They’ll sign No. 3 pick Jaylen Brown. No. 16 pick Guerschon Yabusele and No. 23 pick Ante Zizic will remain overseas. The Nos. 31 and 35 picks were traded for a future first-rounder on draft night.

And Boston has reached terms with No. 45 pick Demetrius Jackson and No. 51 pick Ben Bentil.

Adam Himmelsbach of The Boston Globe:

As second-rounders, neither Jackson nor Bentil count against the cap until signed. So, the Celtics — with a little cap space plus the room exception and minimum-salary exceptions available — might wait a while to officially sign either player.

Jackson would give Boston 16 players — one more than the regular-season roster limit — with guaranteed salaries. Obviously, the Celtics will have to make a move — a big one, they surely hope.

Any deal could avoid a point guard, because Jackson makes four with Isaiah Thomas, Marcus Smart, Terry Rozier. Most teams carry just three.

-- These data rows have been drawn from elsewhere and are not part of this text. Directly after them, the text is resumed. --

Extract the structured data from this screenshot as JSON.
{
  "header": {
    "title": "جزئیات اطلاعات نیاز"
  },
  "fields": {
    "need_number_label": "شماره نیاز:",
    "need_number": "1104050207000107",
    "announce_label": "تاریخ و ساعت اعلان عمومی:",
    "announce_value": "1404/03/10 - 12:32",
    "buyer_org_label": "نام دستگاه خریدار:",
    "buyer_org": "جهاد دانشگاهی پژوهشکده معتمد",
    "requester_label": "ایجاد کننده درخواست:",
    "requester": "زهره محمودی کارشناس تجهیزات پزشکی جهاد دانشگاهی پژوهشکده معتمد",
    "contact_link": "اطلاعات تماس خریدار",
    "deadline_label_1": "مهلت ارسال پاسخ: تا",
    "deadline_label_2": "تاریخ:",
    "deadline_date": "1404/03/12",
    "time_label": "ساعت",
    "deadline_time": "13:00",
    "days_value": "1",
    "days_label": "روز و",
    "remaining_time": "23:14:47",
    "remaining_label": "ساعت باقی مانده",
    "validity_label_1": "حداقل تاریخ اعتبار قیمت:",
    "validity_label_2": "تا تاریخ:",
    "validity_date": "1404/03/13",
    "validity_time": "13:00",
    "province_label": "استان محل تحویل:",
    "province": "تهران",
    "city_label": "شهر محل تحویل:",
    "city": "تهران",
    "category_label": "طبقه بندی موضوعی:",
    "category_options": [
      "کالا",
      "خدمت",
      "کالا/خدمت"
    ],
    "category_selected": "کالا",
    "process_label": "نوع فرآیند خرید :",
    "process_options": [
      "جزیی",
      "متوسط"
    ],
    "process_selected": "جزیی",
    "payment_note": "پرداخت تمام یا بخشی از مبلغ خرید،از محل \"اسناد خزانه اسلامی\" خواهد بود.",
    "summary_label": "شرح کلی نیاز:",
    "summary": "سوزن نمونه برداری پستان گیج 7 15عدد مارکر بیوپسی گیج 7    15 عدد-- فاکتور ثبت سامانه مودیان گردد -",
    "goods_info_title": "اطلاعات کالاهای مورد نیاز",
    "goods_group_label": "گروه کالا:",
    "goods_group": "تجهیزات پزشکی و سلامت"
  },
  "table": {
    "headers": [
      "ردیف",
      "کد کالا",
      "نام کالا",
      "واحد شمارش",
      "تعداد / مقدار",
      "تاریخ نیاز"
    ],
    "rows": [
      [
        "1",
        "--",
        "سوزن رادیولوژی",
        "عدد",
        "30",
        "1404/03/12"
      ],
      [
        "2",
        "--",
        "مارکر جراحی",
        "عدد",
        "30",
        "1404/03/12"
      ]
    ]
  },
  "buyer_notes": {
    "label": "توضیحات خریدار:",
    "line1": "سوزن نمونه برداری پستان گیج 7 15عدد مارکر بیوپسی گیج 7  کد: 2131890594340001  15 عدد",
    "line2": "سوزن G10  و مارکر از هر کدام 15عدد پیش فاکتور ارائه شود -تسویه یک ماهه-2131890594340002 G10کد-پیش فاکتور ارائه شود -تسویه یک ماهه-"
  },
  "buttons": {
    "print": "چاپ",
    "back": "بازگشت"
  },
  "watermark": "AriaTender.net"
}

With this roster crunch, Bentil will probably head to the D-League after training camp. The partial guarantee is likely just designed to entice him to stick in Boston’s system rather than sign overseas.

This leaves just No. 58 pick Abdel Nader unaccounted for among the Celtics eight (!) 2016 draft picks.